“I think it works in my favor because it allows me to stretch my legs as a writer,” he says. “I have to sort of go into it open minded, and I have to go into it with the idea that this is done and this is how it’s going to sound, and so I have to adapt.”
“We also try to remember that the most important thing is that we like what we’re writing,” O’Brien adds. “Especially with this record, it’s pretty evident that we took a lot of chances, and we made a lot of choices that I’d say a couple years ago, we would have been afraid to make. We’re really proud of it — we’re really happy with it.”
Those choices incorporate some tight but intense melodic hardcore, to use a familiar stylistic description. The feel of the strictly musical side of their work underscores their whole focused presentation. The emotion inherent in their music — which anyone who’s listened to them no doubt remains well familiar with — isn’t an afterthought or an added gimmick. The concern, care, and meaning sit as the very core of the band. They’re not trying to accomplish some grand scheme.

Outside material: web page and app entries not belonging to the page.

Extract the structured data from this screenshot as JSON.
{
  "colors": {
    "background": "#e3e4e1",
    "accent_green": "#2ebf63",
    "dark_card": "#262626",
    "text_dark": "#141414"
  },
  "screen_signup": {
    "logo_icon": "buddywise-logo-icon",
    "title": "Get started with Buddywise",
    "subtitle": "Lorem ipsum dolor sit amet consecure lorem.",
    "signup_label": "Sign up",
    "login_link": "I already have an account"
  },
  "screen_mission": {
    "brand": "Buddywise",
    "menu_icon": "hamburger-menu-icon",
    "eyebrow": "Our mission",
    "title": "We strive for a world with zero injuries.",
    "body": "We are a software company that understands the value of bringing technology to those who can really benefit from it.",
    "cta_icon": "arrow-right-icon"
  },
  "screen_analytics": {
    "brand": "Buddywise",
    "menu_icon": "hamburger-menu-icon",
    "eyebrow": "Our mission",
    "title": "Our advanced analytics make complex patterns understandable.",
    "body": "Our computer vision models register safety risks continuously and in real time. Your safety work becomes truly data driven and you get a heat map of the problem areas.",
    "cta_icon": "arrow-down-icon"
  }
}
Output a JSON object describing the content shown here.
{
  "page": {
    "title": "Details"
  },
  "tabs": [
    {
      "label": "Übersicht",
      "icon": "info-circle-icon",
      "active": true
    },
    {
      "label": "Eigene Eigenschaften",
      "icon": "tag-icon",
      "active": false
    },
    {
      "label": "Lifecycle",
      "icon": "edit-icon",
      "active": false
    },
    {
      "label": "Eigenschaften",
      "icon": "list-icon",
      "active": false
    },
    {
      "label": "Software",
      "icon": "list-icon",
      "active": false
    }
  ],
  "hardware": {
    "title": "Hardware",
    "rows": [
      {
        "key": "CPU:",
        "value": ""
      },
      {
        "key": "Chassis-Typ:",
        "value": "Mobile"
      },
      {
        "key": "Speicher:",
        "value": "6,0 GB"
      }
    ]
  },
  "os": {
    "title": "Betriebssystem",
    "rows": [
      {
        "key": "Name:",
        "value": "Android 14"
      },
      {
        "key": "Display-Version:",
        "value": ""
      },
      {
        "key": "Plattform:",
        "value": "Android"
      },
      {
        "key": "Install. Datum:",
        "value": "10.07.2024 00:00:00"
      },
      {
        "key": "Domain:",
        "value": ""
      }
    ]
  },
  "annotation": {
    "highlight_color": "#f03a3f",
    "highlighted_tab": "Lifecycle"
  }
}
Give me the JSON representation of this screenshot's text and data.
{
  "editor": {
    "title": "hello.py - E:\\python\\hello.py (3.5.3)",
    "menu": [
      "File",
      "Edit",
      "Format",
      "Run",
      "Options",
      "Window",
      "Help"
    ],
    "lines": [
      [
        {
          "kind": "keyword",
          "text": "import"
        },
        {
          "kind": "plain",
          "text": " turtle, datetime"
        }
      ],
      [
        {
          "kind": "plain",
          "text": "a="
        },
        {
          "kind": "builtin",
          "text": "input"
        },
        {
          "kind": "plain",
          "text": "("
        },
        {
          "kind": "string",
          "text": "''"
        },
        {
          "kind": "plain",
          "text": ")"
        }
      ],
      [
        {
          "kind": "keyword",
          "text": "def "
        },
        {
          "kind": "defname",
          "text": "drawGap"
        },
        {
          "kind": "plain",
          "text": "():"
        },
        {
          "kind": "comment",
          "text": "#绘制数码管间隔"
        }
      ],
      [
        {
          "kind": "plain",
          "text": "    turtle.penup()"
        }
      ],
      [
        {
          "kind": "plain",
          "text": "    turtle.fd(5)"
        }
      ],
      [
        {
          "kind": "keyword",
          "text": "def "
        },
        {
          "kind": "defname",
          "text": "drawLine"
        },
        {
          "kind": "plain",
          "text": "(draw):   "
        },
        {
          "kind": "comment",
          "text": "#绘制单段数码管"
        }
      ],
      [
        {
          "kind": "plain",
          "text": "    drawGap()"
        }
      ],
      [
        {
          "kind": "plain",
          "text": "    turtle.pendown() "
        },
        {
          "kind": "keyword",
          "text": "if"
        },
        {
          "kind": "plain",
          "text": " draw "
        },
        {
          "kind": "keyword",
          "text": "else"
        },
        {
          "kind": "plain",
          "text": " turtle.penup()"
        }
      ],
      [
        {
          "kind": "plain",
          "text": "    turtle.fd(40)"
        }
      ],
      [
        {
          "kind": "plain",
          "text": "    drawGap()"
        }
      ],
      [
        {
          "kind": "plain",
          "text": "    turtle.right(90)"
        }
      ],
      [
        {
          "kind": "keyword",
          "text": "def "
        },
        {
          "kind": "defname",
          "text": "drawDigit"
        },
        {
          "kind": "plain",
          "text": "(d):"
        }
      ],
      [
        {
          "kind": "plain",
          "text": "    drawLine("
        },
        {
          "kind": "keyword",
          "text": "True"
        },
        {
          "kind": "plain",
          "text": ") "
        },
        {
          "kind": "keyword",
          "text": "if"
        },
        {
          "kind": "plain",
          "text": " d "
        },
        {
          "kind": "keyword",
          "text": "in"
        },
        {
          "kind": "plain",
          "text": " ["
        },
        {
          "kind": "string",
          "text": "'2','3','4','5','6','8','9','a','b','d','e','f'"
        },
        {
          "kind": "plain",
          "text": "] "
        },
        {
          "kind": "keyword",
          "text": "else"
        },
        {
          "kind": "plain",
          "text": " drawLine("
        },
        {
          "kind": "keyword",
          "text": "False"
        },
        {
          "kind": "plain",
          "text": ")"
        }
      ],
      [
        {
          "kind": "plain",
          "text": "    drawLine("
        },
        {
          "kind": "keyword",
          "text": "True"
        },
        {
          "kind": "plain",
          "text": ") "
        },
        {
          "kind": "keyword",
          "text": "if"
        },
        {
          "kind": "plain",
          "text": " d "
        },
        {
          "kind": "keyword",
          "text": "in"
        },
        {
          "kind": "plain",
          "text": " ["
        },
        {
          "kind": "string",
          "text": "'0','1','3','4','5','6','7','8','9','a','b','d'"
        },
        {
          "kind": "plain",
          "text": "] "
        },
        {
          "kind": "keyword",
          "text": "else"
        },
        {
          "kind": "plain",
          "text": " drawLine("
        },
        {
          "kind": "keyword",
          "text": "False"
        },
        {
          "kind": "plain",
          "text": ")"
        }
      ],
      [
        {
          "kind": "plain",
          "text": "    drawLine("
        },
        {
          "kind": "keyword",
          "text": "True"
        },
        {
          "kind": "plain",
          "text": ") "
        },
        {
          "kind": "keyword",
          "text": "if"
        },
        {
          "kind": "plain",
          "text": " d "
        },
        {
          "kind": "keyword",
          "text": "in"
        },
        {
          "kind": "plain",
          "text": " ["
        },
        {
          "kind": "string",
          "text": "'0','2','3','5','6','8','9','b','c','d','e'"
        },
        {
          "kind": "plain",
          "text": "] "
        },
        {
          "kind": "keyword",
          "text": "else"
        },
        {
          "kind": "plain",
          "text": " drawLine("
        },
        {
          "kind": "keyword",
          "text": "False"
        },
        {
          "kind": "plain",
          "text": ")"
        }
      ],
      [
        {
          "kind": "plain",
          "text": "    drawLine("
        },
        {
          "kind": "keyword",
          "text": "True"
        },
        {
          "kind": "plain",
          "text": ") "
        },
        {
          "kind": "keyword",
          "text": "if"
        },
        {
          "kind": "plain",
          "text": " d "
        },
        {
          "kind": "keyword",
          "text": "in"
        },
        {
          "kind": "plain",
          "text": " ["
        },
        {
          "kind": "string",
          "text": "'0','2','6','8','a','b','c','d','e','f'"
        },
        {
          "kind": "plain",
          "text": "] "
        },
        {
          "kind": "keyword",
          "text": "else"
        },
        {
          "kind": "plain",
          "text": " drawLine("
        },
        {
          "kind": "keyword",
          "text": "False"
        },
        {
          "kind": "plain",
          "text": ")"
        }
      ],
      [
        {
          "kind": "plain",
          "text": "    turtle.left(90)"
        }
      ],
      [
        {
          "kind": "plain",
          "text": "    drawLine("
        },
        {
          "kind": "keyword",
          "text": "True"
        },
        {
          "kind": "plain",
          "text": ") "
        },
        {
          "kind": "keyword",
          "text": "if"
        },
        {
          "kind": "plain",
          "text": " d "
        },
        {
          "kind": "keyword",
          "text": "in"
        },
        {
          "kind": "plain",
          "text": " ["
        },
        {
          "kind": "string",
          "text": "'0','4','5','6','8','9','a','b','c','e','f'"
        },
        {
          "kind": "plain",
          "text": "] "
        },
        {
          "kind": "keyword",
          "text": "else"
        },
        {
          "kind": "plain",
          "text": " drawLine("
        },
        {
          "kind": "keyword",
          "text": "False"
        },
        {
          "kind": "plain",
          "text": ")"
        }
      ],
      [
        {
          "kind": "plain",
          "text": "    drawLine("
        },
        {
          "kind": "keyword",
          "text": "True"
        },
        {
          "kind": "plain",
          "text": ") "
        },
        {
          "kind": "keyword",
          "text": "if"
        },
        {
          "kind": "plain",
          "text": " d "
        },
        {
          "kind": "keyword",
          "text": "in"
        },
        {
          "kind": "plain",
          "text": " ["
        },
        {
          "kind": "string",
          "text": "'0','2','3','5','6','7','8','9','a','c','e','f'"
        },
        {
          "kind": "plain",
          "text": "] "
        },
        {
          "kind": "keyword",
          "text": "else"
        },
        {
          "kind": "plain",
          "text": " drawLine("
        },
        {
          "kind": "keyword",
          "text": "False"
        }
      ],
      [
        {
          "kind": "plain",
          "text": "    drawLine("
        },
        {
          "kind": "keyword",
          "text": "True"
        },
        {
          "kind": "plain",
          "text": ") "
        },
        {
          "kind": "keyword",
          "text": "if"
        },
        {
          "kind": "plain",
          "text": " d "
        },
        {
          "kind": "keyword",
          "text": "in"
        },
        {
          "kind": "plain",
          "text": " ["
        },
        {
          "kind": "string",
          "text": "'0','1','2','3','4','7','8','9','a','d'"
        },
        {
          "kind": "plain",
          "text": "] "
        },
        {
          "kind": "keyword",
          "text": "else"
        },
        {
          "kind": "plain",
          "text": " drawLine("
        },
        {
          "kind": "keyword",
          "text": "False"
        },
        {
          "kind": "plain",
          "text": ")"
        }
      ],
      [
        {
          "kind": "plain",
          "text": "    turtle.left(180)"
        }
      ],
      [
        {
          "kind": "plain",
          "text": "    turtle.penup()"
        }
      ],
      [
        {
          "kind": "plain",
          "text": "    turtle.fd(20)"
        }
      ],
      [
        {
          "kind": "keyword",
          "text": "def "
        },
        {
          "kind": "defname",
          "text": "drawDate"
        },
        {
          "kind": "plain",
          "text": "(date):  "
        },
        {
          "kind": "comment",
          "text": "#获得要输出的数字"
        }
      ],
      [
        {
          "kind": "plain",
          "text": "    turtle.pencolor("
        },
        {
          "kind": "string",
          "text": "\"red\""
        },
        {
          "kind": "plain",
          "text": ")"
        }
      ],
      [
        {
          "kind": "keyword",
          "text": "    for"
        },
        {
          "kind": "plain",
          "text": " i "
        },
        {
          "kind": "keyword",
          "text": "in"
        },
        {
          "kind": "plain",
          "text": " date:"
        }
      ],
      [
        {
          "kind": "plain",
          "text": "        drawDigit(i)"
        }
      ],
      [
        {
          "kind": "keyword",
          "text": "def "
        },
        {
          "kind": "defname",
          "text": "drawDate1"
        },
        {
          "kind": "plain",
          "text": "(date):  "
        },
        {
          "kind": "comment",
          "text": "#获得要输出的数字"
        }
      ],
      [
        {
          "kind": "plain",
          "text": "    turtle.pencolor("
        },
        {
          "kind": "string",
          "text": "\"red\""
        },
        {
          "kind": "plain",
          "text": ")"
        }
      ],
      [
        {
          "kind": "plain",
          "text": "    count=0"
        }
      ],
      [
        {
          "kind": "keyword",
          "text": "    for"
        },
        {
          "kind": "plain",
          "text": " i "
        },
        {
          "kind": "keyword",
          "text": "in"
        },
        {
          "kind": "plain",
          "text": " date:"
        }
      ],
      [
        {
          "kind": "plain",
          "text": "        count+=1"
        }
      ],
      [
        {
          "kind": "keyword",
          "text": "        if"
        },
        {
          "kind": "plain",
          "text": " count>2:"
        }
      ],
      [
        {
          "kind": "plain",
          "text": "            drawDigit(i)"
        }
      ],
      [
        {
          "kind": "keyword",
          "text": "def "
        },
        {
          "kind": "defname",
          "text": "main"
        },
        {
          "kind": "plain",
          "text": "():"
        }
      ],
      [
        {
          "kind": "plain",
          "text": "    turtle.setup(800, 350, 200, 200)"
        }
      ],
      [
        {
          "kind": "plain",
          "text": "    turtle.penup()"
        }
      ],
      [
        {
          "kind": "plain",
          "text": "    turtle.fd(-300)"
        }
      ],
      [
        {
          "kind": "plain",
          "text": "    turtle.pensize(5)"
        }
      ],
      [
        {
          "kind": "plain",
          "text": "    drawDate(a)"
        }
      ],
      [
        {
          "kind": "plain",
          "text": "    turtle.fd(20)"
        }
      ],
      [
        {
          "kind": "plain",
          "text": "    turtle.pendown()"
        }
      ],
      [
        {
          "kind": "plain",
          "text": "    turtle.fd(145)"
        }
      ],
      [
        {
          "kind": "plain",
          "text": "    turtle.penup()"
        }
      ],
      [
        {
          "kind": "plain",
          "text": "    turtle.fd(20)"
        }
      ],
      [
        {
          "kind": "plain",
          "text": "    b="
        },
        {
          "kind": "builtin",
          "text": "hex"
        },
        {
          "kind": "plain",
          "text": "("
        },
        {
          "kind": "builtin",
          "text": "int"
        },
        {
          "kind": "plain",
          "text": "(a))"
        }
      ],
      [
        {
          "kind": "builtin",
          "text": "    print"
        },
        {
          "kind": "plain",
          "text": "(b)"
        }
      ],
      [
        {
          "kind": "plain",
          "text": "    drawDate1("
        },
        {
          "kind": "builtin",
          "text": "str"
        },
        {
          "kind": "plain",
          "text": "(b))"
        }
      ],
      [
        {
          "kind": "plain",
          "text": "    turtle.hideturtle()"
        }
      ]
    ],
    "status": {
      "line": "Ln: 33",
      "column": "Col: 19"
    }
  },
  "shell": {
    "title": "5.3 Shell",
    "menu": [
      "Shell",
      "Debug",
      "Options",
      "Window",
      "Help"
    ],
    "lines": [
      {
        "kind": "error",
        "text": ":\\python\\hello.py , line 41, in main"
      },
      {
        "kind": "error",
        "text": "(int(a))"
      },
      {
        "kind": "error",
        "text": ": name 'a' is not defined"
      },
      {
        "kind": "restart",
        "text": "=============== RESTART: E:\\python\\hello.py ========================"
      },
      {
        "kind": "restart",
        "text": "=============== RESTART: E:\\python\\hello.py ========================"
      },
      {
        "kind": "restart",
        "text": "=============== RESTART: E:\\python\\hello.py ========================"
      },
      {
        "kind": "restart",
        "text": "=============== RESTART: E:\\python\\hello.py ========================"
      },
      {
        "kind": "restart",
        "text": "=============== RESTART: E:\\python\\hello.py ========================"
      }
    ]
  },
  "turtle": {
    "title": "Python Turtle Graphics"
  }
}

Bringing The Care Home
To that end, O’Brien explains that his band goes so far as to take special care that listeners get quality shirts if they choose to buy some of the band’s merchandise. He doesn’t want to just slap a design on a low quality shirt and call it a day. They’re so focused on community — down to the letter — that they’ve even taken somewhat of a loss on merch at times, he says.
The steps figure into a greater aim for the band, though. They are working hard — to reach out. O’Brien stands with a personal stake in the process, too — he’s in the trenches, so to speak.
“I think what attaches us musically and emotionally pretty much boils down to — I have a lot of feelings,” he quips. “I’ve understood that I’ve had depression and anxiety since I was basically ten years old. I’ve just always had a lot going on in my head. I’ve always wanted to write, but I didn’t know how to do it, and I was afraid to show people anything I’d ever written. When we started the band, it seemed like this was the perfect time for me to just open my journal, per se and just let it out.”
Their music’s emotional pathfinding nature brings listeners together, and now, with their second full length album on the horizon, O’Brien’s proud of what he and his band mates have accomplished.
“Community — I think that’s the best word to use,” he says. “I always tell people I feel really weird when I say oh, we have fans or these are our fans. To me, everybody that comes to our shows and talks to me and shares their stories and everything — to me those are just my friends. Even if I don’t know their names or I don’t remember their names, those are my friends, because it’s a community. These are people that rally around each other. Even when we’re not there, they’re there for each other. It’s a community, and if there’s anything I want out of this band or anything that I can be proud of when it’s over it’s that I feel like we’ve cultivated a community instead of just a bunch of people who like a band.”
Listen to Ghost Key below via Spotify.